This advisor is not alone. In fact, he raises a very important issue that is quite common among independent advisors (and other professionals as well, especially doctors): Over-servicing clients is often a result of owner’s guilt (and sometimes from an excessive drive to simply provide the best service possible), and either way, it can take a giant toll on an owner’s personal and professional life. Additionally, when advisors help their clients too much, they can “enable” them to a point where clients come to expect more and more and more. It’s certainly admirable that independent advisors to want to help their clients so much (in fact, it’s one of the reasons I love working with them), but it's also not fair to them, to their families or their spouses—and can lead to professional burnout, which greatly reduces their ability to help anyone.
Step One: Setting Limits
The first thing that advisors who suffer from over-serving their clients need to know is (to put it bluntly): This is “your problem.” Only you can solve it and it starts by setting boundaries and expectations within your business, with your clients, and for your personal life. The good news is that if you start with your business, your personal life issues will most likely solve themselves.
Step Two: Defining Your Service Model

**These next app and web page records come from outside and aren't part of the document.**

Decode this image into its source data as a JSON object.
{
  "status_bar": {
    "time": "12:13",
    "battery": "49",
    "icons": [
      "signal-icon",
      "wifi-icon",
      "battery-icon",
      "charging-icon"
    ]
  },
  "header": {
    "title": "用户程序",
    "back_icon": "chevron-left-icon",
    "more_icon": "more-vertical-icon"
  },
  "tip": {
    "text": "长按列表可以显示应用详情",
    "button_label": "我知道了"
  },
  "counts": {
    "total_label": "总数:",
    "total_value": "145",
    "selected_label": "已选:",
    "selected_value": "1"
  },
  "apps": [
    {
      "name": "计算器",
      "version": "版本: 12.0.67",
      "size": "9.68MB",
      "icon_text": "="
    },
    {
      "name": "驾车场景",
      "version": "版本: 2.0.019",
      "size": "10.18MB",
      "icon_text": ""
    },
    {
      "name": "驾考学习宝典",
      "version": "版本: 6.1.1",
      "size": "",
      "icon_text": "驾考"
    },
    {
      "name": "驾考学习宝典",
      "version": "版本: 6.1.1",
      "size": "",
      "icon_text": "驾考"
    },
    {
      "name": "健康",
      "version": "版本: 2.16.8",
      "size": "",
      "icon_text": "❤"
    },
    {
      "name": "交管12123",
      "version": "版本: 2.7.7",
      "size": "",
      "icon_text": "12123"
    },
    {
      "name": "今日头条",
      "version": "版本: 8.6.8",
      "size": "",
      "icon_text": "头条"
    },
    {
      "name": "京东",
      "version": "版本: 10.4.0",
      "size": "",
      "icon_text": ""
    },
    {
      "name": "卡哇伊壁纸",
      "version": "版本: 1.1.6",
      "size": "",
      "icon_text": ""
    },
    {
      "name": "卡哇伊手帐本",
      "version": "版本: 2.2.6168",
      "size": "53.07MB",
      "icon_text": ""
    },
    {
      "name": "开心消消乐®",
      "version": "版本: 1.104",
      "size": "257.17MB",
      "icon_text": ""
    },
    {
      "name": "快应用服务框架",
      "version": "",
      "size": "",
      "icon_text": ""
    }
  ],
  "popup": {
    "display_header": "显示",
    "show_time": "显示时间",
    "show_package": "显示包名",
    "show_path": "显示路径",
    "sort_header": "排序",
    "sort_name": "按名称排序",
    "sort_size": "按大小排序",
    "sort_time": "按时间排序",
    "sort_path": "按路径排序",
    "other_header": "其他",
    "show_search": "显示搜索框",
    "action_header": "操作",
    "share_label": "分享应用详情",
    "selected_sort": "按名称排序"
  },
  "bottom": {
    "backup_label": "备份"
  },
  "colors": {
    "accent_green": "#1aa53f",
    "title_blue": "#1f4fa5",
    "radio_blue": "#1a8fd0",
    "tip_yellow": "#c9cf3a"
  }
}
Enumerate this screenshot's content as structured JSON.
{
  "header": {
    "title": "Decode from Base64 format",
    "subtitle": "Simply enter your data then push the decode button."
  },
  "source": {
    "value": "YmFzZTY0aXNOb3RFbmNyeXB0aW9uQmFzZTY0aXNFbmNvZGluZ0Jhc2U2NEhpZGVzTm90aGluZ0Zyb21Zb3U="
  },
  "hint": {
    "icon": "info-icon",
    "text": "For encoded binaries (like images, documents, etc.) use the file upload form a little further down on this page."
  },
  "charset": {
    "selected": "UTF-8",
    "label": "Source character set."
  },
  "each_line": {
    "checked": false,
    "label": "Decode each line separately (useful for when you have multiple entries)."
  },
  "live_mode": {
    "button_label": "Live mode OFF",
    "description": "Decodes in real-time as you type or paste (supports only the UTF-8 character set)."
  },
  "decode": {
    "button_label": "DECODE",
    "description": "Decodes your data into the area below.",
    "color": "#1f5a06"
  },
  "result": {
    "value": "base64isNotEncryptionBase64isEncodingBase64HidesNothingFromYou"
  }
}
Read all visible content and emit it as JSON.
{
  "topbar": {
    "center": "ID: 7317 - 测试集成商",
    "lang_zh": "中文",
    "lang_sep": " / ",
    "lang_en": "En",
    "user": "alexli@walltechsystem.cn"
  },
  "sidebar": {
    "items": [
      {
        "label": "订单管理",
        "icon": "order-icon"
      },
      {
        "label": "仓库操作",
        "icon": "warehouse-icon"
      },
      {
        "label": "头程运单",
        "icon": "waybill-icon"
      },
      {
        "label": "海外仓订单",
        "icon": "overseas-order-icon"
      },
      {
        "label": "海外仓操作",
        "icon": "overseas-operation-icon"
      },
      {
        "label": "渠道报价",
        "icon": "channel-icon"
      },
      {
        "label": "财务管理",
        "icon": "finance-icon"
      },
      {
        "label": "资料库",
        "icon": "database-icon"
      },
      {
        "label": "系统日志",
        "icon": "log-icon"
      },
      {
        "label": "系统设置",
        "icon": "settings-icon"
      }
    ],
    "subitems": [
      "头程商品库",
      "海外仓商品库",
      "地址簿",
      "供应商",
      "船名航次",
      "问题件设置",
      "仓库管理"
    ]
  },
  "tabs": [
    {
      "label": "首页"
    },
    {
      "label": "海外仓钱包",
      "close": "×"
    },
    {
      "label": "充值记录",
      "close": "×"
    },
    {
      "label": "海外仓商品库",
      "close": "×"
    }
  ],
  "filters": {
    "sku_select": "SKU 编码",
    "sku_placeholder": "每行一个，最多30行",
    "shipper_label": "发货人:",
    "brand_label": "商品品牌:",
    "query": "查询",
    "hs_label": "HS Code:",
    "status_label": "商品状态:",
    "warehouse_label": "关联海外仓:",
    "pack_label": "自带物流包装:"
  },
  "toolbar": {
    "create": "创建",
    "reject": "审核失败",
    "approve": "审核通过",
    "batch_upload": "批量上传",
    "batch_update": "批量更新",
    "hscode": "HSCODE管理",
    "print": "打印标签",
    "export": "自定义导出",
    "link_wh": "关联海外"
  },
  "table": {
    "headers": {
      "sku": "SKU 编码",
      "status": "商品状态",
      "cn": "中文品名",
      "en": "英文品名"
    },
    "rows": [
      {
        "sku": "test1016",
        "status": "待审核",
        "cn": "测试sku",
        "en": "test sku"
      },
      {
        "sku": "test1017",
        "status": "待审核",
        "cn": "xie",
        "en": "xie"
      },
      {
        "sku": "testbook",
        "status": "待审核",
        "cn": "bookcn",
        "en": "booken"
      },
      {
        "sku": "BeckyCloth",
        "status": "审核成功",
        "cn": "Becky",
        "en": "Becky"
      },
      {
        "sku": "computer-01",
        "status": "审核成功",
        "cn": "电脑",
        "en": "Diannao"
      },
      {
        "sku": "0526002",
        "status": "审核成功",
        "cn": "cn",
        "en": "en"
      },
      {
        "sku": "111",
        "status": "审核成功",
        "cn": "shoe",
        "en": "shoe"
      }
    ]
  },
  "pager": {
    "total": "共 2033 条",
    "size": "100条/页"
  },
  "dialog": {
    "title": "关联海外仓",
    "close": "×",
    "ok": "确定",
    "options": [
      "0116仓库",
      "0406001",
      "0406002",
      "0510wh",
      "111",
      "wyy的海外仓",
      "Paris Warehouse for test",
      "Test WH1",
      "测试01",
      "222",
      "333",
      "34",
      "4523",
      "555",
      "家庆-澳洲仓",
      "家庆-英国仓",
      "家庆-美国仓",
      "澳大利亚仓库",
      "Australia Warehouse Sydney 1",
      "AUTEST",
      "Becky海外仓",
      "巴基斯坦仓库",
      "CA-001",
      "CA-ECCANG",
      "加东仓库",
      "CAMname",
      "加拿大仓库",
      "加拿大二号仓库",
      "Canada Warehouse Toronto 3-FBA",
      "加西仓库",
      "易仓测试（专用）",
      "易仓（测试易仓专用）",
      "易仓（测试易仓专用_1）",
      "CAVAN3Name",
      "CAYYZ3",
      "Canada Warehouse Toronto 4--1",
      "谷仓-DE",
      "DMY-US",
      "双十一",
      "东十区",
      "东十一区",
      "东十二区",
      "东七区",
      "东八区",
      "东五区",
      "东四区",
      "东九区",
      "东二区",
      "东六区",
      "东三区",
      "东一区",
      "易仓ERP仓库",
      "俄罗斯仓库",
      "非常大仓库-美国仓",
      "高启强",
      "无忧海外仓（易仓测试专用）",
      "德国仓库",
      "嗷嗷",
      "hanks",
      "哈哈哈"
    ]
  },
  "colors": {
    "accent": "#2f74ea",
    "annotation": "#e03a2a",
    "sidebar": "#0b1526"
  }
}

In order to do this, you must have a clearly defined service model for your clients; one that spells out exactly things you will do, and things you will not do. This is just good business practice; it manages expectations and goes a very long way to heading off misunderstandings, disappointments, and disagreements before they even arise. Then you need to have the right people in the right positions to help you deliver the service model.
Step Three: Listing All the Services You Provide
Constructing and designing service models, well, I could write a book about. But a good first step for recovering over-servicers is write down all the services that you and your staff provide to your clients—and I mean all of them, including those trips to meet with clients when they are on vacation, renegotiating their mortgages, looking over their employee benefits packages for their businesses, etc. Then you can begin to decide which of these are clearly over the top. It's not a "black and white" process, but perhaps in 2012 you should make it a goal to develop and implement a client service model that helps set boundaries with your clients, while actually improving the service you give them.